If you haven't picked up on this yet, my blog has a pretty wide range of topics, all related to my far-reaching range of interests. I am putting the date and time on my calendar for watching the following show: Dirt: The Movie, airing next week on PBS TV channels. I honestly cannot remember the last time I did that for something on TV (oops yes I can - I do love to watch the Wimbledon tennis women's finals so I always make sure I know when that is being broadcast), so I highly recommend that you do the same.
Here is the link to the movie info. You will also see a link on that page to find the day/time of showing according to where you live.
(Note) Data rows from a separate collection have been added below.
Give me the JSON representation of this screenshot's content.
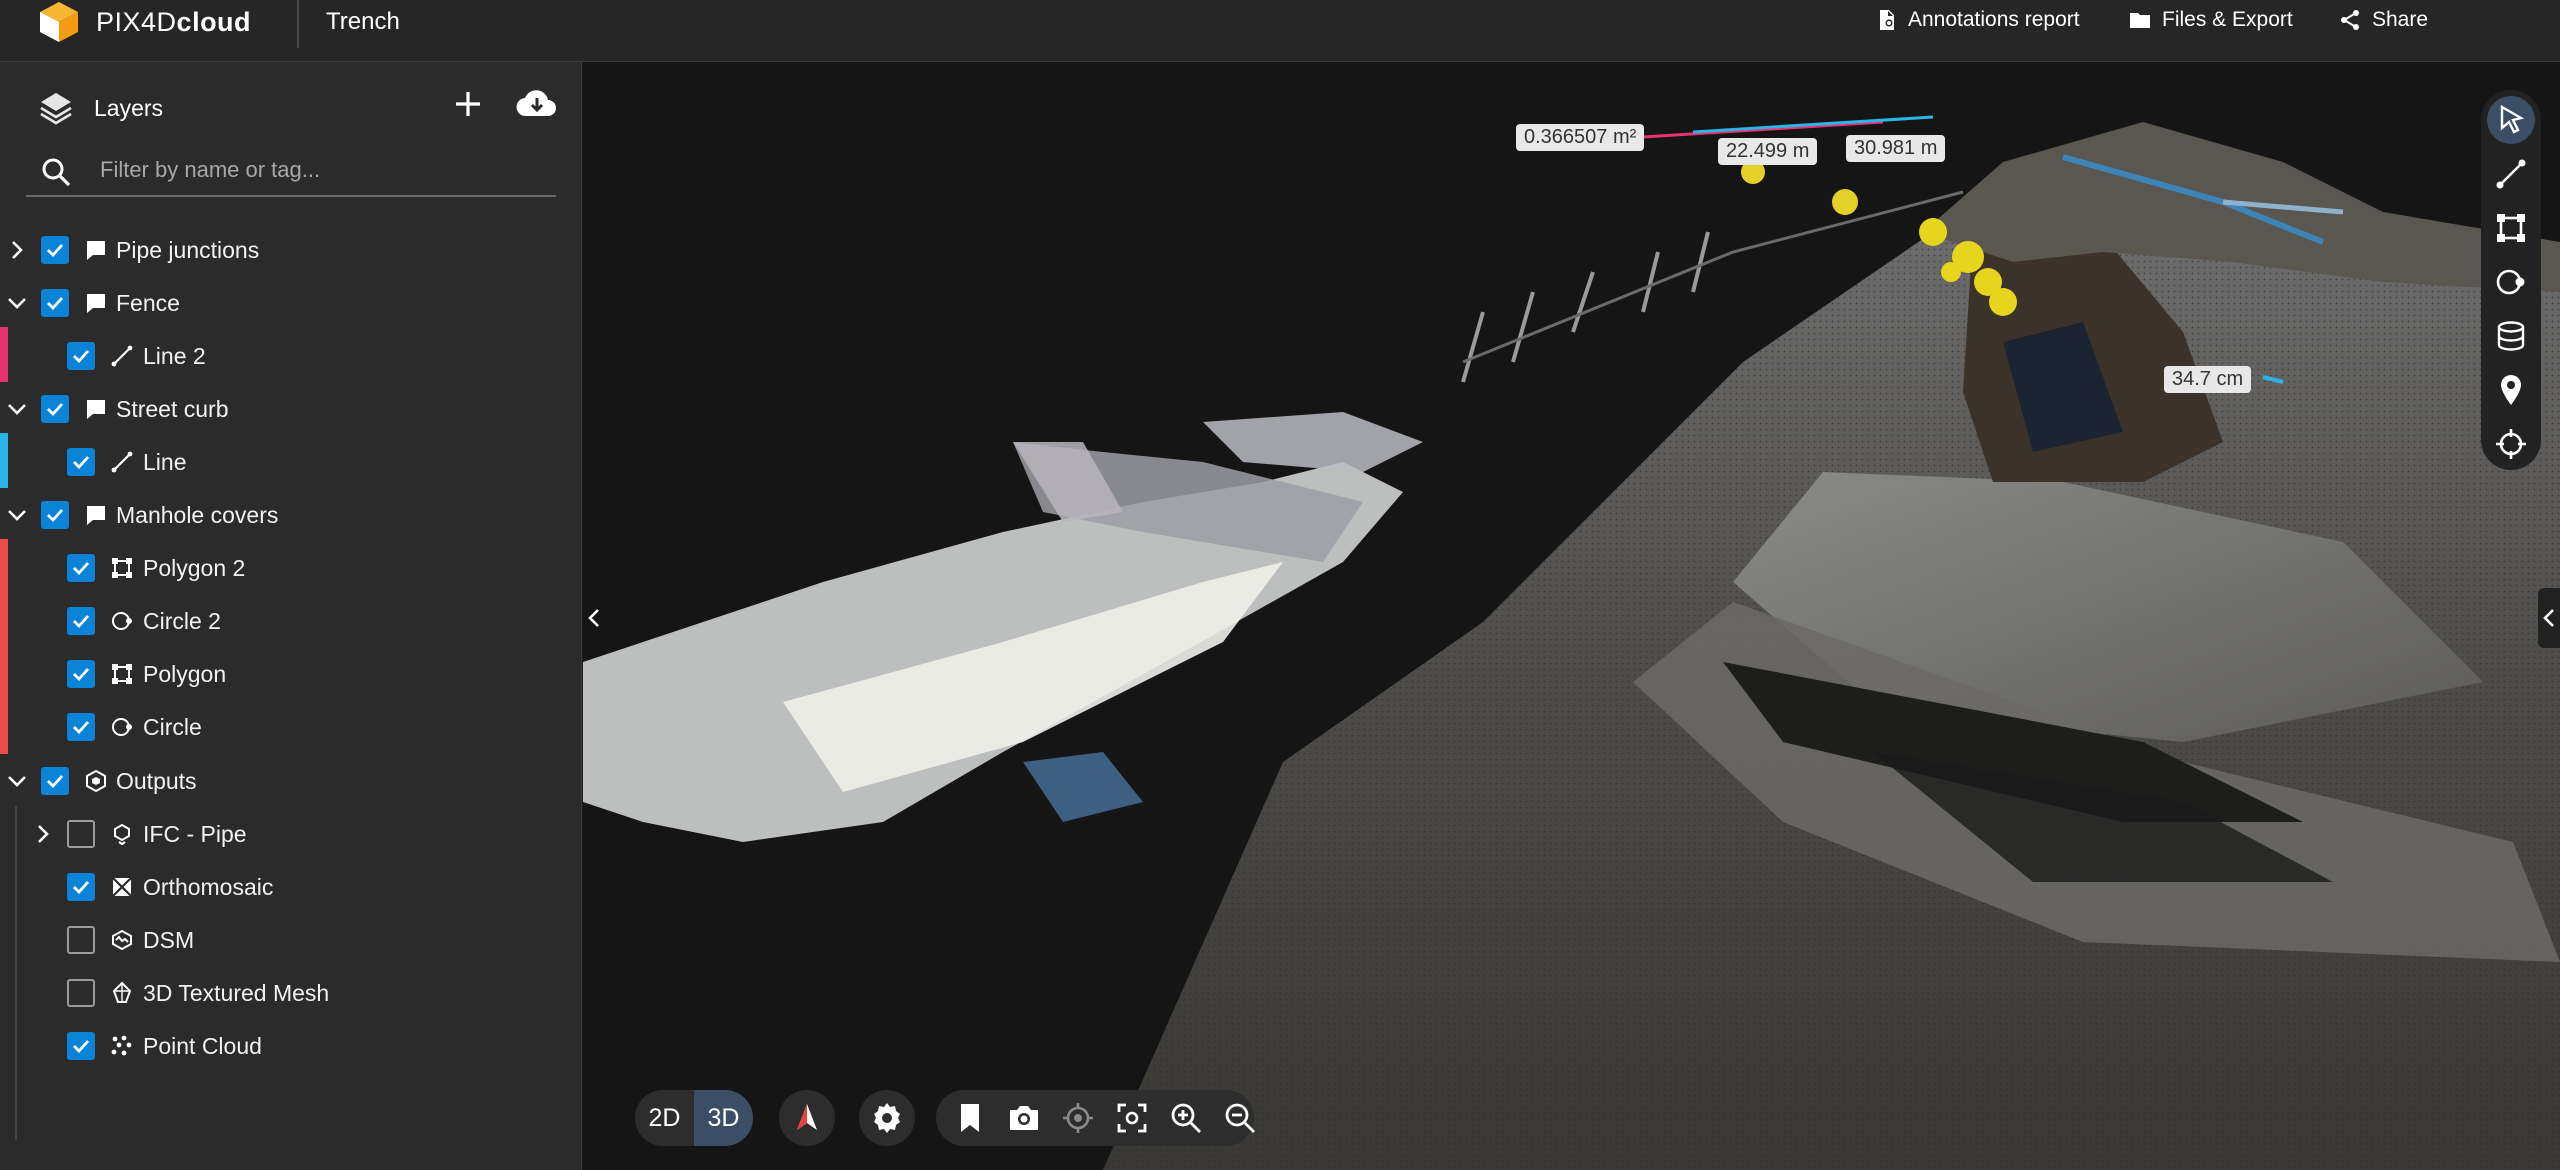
{
  "header": {
    "brand_prefix": "PIX4D",
    "brand_suffix": "cloud",
    "project": "Trench",
    "actions": {
      "annotations_report": "Annotations report",
      "files_export": "Files & Export",
      "share": "Share"
    }
  },
  "sidebar": {
    "title": "Layers",
    "search_placeholder": "Filter by name or tag...",
    "tree": {
      "pipe_junctions": "Pipe junctions",
      "fence": "Fence",
      "line2": "Line 2",
      "street_curb": "Street curb",
      "line": "Line",
      "manhole_covers": "Manhole covers",
      "polygon2": "Polygon 2",
      "circle2": "Circle 2",
      "polygon": "Polygon",
      "circle": "Circle",
      "outputs": "Outputs",
      "ifc_pipe": "IFC - Pipe",
      "orthomosaic": "Orthomosaic",
      "dsm": "DSM",
      "textured_mesh": "3D Textured Mesh",
      "point_cloud": "Point Cloud"
    },
    "colors": {
      "fence": "#e8336e",
      "street_curb": "#2ab4e8",
      "manhole_covers": "#ee4a4a",
      "checkbox": "#0b84d8"
    }
  },
  "viewport": {
    "measurements": {
      "area": "0.366507 m²",
      "length1": "22.499 m",
      "length2": "30.981 m",
      "height": "34.7 cm"
    },
    "view_modes": {
      "mode_2d": "2D",
      "mode_3d": "3D",
      "active": "3D"
    }
  }
}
The movie is about how we care for (or don't) our soil, the very foundation of our food production and thus life and health on this planet. The word 'dirt' is just a catchier word. In fact, I have heard that the author of the book Dirt: The Erosion of Civilizations took flak from his professional colleagues (other geologists and soil scientists) for the title of his book, but that is what big publishing houses do to try to catch the public's attention in order to increase sales (most authors lose control over such details as the title and the cover image when their book is published by one of the main book publishing companies, just one reason I have turned down offers from two big publishing companies to take over publishing my book).
Two images I have kept in mind after reading Dirt are the following:
Modern agricultural practices are "soil mining",
meaning we are rapidly outstripping the Earth's natural rate of
The world loses 83 billion tons of soil each year.
I actually feel that reading Dirt a few years ago was nearly as life-changing, i.e., expanding for my view of the world, as when I read Diet for a Small Planet in the early 1970's. Both books permanently shaped my opinions as a nutrition professional by understanding that our choices of food to eat have social consequences to economic consequences. I find it terribly disheartening that I learned none of this during my professional nutrition education. The next book on the top of my "to read pile" (very large) is The Soil and Health: A Study of Organic Agriculture by Sir Albert Howard, originally published in 1947, re-published in 2006 with a new introduction by the farmer-poet-activist Wendell Berry. I am only musing at this point, but when reading it, I will pondering if this book should be the first book read by all nutrition professionals in training.
This movie is being shown in celebration of next week's 40th anniversary of Earth Day, but make no mistake, if we don't change our agriculture systems to focus on practices that preserve and rebuild the health of our soils around the world, it is not the earth that will be the loser, but humanity itself (i.e., no soil, no food). I would hope that the movie makes this point clearly.
Ending with another of my favorite quotations about the soil, here is one that is especially apropos:
The farther we get away from the land, the greater our insecurity.
~~ Henry Ford
~~ Henry Ford
Cultivating health (by caring for our soils) through a garden's nourishment of both body and soul
Diana Dyer, MS, RD